Depending on the extent of nerve damage, the infant will display a variety of symptoms. A croaking cry and respiratory stridor are usually seen when one of the laryngeal nerves is damaged, and if the superior branch of the nerves has been affected, the infant may not be able to swallow. Damage to both nerves causes symptoms such as severe respiratory distress or an inability to breathe. Lack of oxygen to the brain during labor and delivery or cerebral hemorrhage can also result in bilateral nerve injury.
The length of recovery in affected infants is directly related to the extent of the nerve injury that has occurred. According one examination, vocal cord paralysis usually ends after about five weeks, but more severe cases may take up to a year to resolve. Treatment depends on the types of symptoms that the infant displays and includes interventions such as smaller, more frequent feedings, tube feedings and tracheotomy.
Parents of children who’ve suffered laryngeal nerve damage as a result of a birth injury may be able to receive compensation for medical payments and other losses that were incurred.

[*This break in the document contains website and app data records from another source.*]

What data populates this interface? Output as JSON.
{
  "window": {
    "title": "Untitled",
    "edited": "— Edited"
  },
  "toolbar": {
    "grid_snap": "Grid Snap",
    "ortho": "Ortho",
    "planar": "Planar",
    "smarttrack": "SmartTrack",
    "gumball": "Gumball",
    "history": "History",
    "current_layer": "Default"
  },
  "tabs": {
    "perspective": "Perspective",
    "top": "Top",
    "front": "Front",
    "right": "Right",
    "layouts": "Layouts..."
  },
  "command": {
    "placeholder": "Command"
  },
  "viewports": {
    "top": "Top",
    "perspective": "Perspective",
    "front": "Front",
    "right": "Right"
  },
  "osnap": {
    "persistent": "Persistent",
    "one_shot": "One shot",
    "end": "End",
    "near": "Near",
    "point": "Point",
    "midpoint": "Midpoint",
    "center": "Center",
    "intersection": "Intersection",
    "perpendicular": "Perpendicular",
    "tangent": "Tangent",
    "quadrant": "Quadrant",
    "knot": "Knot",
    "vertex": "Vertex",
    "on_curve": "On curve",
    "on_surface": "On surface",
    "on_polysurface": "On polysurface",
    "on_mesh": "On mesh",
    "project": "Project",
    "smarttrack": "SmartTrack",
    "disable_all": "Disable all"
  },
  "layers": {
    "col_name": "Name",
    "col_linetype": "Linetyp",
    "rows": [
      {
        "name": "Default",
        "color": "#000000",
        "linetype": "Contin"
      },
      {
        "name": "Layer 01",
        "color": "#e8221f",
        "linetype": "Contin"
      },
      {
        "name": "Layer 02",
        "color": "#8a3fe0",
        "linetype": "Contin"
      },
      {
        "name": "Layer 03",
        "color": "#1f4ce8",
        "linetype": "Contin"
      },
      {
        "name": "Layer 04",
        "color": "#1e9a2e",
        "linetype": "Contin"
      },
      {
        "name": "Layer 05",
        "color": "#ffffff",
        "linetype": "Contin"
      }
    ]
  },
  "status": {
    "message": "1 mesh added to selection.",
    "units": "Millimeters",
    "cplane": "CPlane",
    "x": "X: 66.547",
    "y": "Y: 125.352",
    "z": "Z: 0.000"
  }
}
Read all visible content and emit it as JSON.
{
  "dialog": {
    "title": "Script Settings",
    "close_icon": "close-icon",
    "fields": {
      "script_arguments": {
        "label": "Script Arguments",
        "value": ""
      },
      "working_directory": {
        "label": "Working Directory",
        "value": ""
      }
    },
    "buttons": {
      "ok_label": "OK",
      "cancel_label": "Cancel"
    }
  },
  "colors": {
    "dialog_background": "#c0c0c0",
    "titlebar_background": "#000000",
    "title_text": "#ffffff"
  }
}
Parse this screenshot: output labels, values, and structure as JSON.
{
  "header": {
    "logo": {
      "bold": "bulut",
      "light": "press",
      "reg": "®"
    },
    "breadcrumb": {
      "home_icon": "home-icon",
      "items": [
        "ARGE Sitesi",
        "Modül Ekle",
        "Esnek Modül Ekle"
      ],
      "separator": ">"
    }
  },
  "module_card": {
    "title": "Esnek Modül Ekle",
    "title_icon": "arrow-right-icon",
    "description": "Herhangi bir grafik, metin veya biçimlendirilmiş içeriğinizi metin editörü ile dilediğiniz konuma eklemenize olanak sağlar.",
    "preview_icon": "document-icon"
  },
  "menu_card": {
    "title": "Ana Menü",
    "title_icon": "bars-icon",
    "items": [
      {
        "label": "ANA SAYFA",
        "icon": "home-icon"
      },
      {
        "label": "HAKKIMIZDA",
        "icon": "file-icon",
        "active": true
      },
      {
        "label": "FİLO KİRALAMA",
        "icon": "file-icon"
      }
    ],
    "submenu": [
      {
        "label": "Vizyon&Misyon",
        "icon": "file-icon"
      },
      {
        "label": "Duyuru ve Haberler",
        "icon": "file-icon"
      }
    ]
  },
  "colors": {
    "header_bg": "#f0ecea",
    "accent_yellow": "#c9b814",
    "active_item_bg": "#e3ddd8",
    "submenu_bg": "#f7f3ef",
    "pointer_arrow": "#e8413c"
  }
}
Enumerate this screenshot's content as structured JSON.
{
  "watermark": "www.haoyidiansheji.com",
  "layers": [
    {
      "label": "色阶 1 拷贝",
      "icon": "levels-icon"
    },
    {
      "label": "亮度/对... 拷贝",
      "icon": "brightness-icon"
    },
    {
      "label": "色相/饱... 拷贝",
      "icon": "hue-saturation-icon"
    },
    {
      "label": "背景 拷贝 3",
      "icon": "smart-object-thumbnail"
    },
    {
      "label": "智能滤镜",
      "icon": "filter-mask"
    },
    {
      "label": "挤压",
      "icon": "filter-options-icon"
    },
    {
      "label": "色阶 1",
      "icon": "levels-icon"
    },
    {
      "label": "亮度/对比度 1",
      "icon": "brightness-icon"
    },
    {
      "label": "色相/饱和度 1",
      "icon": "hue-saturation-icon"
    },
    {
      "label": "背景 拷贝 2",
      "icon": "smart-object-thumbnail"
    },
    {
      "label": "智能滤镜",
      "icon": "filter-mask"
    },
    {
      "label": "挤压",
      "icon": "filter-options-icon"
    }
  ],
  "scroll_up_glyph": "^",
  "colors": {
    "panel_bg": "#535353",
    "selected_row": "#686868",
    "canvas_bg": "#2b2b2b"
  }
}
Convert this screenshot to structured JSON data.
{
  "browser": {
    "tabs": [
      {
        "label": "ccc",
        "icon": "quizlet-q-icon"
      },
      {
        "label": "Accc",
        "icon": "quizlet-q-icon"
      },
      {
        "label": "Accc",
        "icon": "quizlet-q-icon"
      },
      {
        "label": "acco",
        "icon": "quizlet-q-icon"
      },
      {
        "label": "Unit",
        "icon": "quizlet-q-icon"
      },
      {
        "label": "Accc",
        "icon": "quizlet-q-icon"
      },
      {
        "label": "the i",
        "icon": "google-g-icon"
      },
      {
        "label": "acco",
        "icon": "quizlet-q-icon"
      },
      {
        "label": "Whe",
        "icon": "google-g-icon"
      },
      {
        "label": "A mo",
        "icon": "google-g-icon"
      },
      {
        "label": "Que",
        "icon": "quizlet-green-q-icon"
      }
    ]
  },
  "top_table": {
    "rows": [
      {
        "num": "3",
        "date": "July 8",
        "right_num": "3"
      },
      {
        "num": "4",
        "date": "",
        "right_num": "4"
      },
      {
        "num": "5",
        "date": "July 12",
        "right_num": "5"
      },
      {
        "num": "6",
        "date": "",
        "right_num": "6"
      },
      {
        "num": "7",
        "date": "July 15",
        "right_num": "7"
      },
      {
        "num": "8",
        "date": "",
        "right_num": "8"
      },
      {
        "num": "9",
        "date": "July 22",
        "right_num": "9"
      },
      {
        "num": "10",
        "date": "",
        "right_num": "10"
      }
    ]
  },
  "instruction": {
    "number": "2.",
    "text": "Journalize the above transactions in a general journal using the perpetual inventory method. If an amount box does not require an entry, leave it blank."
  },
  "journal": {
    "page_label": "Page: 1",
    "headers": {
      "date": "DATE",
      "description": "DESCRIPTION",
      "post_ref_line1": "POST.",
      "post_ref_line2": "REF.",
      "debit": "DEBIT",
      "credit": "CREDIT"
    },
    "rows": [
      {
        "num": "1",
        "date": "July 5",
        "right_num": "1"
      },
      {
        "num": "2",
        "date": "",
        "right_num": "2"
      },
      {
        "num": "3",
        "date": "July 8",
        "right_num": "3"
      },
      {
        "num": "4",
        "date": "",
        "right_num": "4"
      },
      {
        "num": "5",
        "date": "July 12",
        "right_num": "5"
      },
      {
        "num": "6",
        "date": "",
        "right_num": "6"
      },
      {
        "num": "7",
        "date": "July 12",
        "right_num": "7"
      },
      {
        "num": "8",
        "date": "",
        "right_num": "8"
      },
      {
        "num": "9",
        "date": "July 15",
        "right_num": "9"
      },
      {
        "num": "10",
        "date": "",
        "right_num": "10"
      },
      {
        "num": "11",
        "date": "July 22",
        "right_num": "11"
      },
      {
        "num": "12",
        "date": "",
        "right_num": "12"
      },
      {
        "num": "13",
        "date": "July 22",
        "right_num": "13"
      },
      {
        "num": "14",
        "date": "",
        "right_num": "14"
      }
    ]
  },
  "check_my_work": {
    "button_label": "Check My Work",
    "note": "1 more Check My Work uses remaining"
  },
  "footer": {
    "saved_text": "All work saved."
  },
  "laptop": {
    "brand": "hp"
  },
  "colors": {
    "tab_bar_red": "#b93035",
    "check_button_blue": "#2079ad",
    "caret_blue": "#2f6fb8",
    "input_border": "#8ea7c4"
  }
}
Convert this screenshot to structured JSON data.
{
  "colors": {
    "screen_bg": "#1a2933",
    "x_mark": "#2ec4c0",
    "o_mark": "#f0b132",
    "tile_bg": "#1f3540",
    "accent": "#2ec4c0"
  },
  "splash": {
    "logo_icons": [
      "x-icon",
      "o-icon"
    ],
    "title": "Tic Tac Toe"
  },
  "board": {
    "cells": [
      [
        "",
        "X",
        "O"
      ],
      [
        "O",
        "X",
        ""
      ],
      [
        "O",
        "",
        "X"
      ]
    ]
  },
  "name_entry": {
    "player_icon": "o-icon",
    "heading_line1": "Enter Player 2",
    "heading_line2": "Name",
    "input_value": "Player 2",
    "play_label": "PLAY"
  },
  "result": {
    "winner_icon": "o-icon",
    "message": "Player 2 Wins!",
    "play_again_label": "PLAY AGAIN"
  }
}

A personal injury lawyer may be able to help people by seeking a settlement with the hospital, physician and other health care staff or by filing a medical malpractice lawsuit.